The four UK Children’s Commissioners are calling on the UK and devolved governments to address the systemic disadvantages facing children and young people in a joint report to the United Nations.
Children’s Commissioners from Scotland, England, Wales and Northern Ireland have raised 30 areas of concern to the UN Committee on the Rights of the Child in their five-yearly “report card”.
Bruce Adamson, the Children and Young People’s Commissioner Scotland, said:
“The eyes of the world are once again upon us as we send this report to the UN, and Scotland is still failing on many of the issues raised when we last reported in 2016. In Scotland, we have made good progress on banning physical punishment, reviewing the care system, and bringing rights into law, but there are outstanding issues across a broad range of children’s rights.
“We need to do much more to ensure that children’s rights and interests are prioritised in decision-making and budgeting. We must address the areas where law, policy and practice fall short of international minimum standards, such as the restraint of children and our approach to criminal justice. We must act more swiftly to address the impact of poverty and mental health, and take a rights-based approach to recovering from the Covid-19 pandemic.”
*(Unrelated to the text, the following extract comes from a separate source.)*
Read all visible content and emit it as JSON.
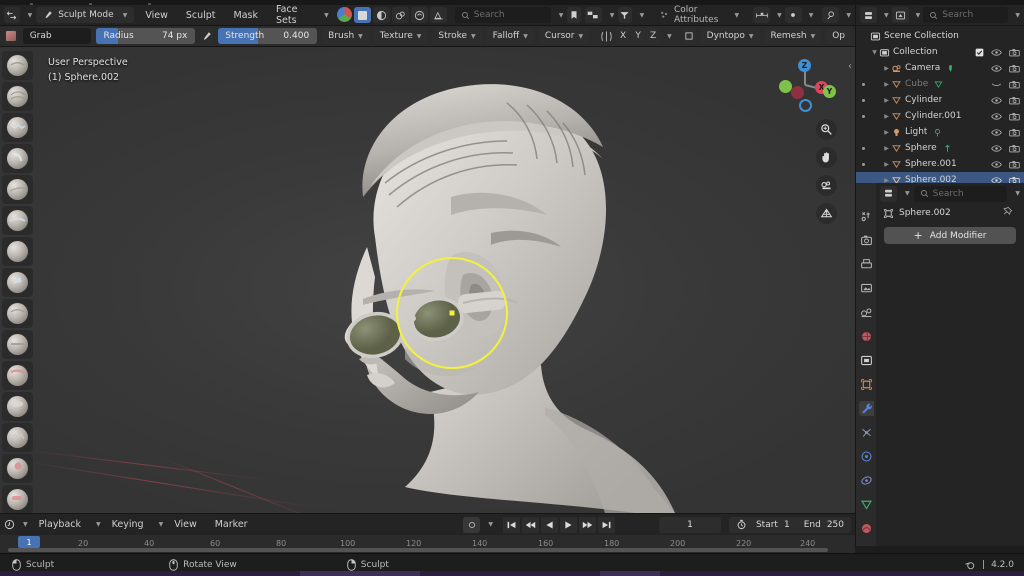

Children and young people’s voices must be included in decision-making and the Commissioners have submitted a report of children’s experience to the UN.
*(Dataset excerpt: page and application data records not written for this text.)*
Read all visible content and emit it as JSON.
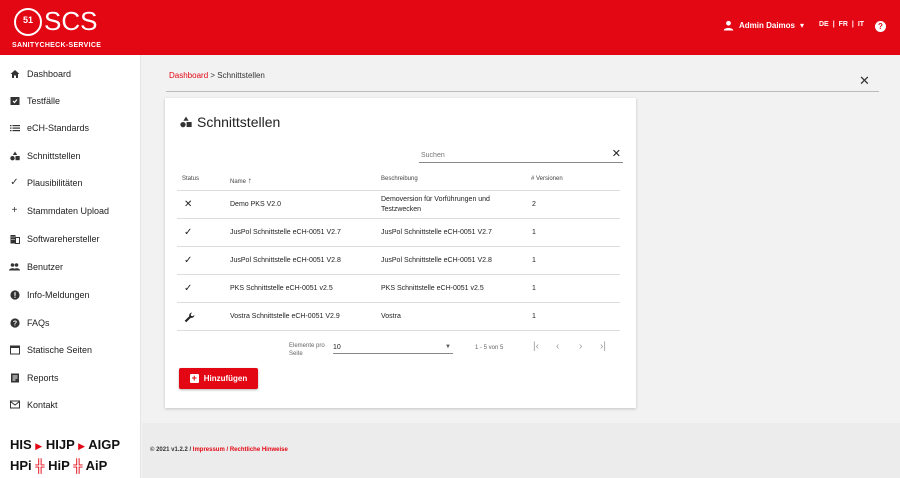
{
  "header": {
    "logo_number": "51",
    "logo_text": "SCS",
    "logo_subtitle": "SANITYCHECK-SERVICE",
    "user_name": "Admin Daimos",
    "user_caret": "▾",
    "languages": [
      "DE",
      "FR",
      "IT"
    ],
    "lang_sep": "|",
    "help": "?"
  },
  "sidebar": {
    "items": [
      {
        "label": "Dashboard",
        "icon": "home-icon"
      },
      {
        "label": "Testfälle",
        "icon": "test-case-icon"
      },
      {
        "label": "eCH-Standards",
        "icon": "list-icon"
      },
      {
        "label": "Schnittstellen",
        "icon": "interfaces-icon"
      },
      {
        "label": "Plausibilitäten",
        "icon": "check-icon"
      },
      {
        "label": "Stammdaten Upload",
        "icon": "plus-icon"
      },
      {
        "label": "Softwarehersteller",
        "icon": "building-icon"
      },
      {
        "label": "Benutzer",
        "icon": "users-icon"
      },
      {
        "label": "Info-Meldungen",
        "icon": "alert-icon"
      },
      {
        "label": "FAQs",
        "icon": "help-icon"
      },
      {
        "label": "Statische Seiten",
        "icon": "browser-icon"
      },
      {
        "label": "Reports",
        "icon": "report-icon"
      },
      {
        "label": "Kontakt",
        "icon": "mail-icon"
      }
    ],
    "brand_row1": [
      "HIS",
      "HIJP",
      "AIGP"
    ],
    "brand_row2": [
      "HPi",
      "HiP",
      "AiP"
    ]
  },
  "breadcrumb": {
    "link": "Dashboard",
    "sep": ">",
    "current": "Schnittstellen"
  },
  "card": {
    "title": "Schnittstellen",
    "search_placeholder": "Suchen",
    "columns": {
      "status": "Status",
      "name": "Name",
      "sort_arrow": "↑",
      "description": "Beschreibung",
      "versions": "# Versionen"
    },
    "rows": [
      {
        "status": "✕",
        "status_icon": "close-icon",
        "name": "Demo PKS V2.0",
        "description": "Demoversion für Vorführungen und Testzwecken",
        "versions": "2"
      },
      {
        "status": "✓",
        "status_icon": "check-icon",
        "name": "JusPol Schnittstelle eCH-0051 V2.7",
        "description": "JusPol Schnittstelle eCH-0051 V2.7",
        "versions": "1"
      },
      {
        "status": "✓",
        "status_icon": "check-icon",
        "name": "JusPol Schnittstelle eCH-0051 V2.8",
        "description": "JusPol Schnittstelle eCH-0051 V2.8",
        "versions": "1"
      },
      {
        "status": "✓",
        "status_icon": "check-icon",
        "name": "PKS Schnittstelle eCH-0051 v2.5",
        "description": "PKS Schnittstelle eCH-0051 v2.5",
        "versions": "1"
      },
      {
        "status": "🔧",
        "status_icon": "wrench-icon",
        "name": "Vostra Schnittstelle eCH-0051 V2.9",
        "description": "Vostra",
        "versions": "1"
      }
    ],
    "pager": {
      "per_page_label": "Elemente pro Seite",
      "per_page_value": "10",
      "range": "1 - 5 von 5",
      "first": "|‹",
      "prev": "‹",
      "next": "›",
      "last": "›|"
    },
    "add_button": "Hinzufügen"
  },
  "footer": {
    "version": "© 2021 v1.2.2 /",
    "impressum": "Impressum",
    "sep": "/",
    "legal": "Rechtliche Hinweise"
  },
  "colors": {
    "brand_red": "#e30613"
  }
}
Jodi, 16, a young adviser to the Commissioner, said:
“Our rights shouldn’t be ignored when decisions affecting us are being made. Decision-makers should ask us what we think – and listen to our answers.”
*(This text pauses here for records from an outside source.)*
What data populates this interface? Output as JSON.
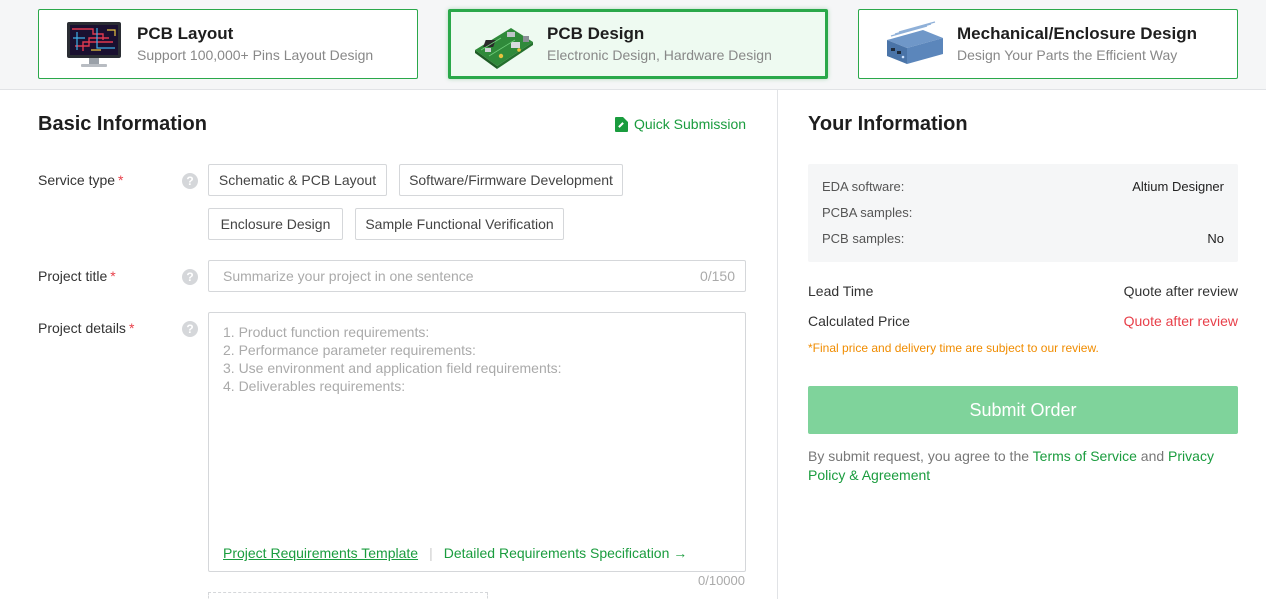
{
  "service_cards": [
    {
      "title": "PCB Layout",
      "subtitle": "Support 100,000+ Pins Layout Design",
      "image": "pcb-layout-monitor-image",
      "active": false
    },
    {
      "title": "PCB Design",
      "subtitle": "Electronic Design, Hardware Design",
      "image": "pcb-board-image",
      "active": true
    },
    {
      "title": "Mechanical/Enclosure Design",
      "subtitle": "Design Your Parts the Efficient Way",
      "image": "enclosure-box-image",
      "active": false
    }
  ],
  "basic": {
    "title": "Basic Information",
    "quick_submission": "Quick Submission",
    "service_type_label": "Service type",
    "required_mark": "*",
    "service_options": [
      "Schematic & PCB Layout",
      "Software/Firmware Development",
      "Enclosure Design",
      "Sample Functional Verification"
    ],
    "project_title_label": "Project title",
    "project_title_placeholder": "Summarize your project in one sentence",
    "project_title_count": "0/150",
    "project_details_label": "Project details",
    "project_details_placeholder": [
      "1. Product function requirements:",
      "2. Performance parameter requirements:",
      "3. Use environment and application field requirements:",
      "4. Deliverables requirements:"
    ],
    "template_link": "Project Requirements Template",
    "spec_link": "Detailed Requirements Specification →",
    "details_count": "0/10000",
    "help_glyph": "?"
  },
  "your_info": {
    "title": "Your Information",
    "rows": [
      {
        "label": "EDA software:",
        "value": "Altium Designer"
      },
      {
        "label": "PCBA samples:",
        "value": ""
      },
      {
        "label": "PCB samples:",
        "value": "No"
      }
    ],
    "lead_time_label": "Lead Time",
    "lead_time_value": "Quote after review",
    "price_label": "Calculated Price",
    "price_value": "Quote after review",
    "note": "*Final price and delivery time are subject to our review.",
    "submit_label": "Submit Order",
    "agree_prefix": "By submit request, you agree to the ",
    "terms_link": "Terms of Service",
    "agree_and": " and ",
    "privacy_link": "Privacy Policy & Agreement"
  },
  "colors": {
    "brand_green": "#1a9c3e",
    "submit_disabled": "#7fd39b",
    "required_red": "#e8404a",
    "note_orange": "#f08c00"
  }
}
The Children’s Commissioners’ report to the UN that almost a quarter of children in Scotland are living in poverty.
Bruce Adamson said:
“Poverty affects every aspect of a child’s life, including their rights to learn, to good mental and physical health, and it affects their future and development. It is the most significant issue affecting children in Scotland today and we need a sustained, human rights-based approach to tackling it.
“Accepting child poverty in a country as rich as ours is a political choice. The government has a duty to use its maximum resources to raise children out of poverty. Every hungry child in Scotland is a failure by those in power who could have done more.”
The report also found that disabled children have been disproportionately affected by austerity and the pandemic, and special educational needs and disability provision in mainstream schools is insufficient.
The Commissioner warned that already stretched mental health services for children have been made even worse because of the pandemic. According to the report, provision of mental health services at community level is inconsistent and the number of children waiting more than 18 weeks for an initial appointment with CAMHS (Child and Adolescent Mental Health Services) increased from 24.9% to 33.5% in 2019. Waiting times are likely to have further increased because of the pandemic.
Bruce Adamson said:
“Before the pandemic, services were already stretched but it has become even harder for children and young people to access vital services. Children and young people have consistently been telling us that it’s impossible to be seen unless they are at crisis point. It’s unacceptable that children have to be in a mental health emergency before they receive treatment.”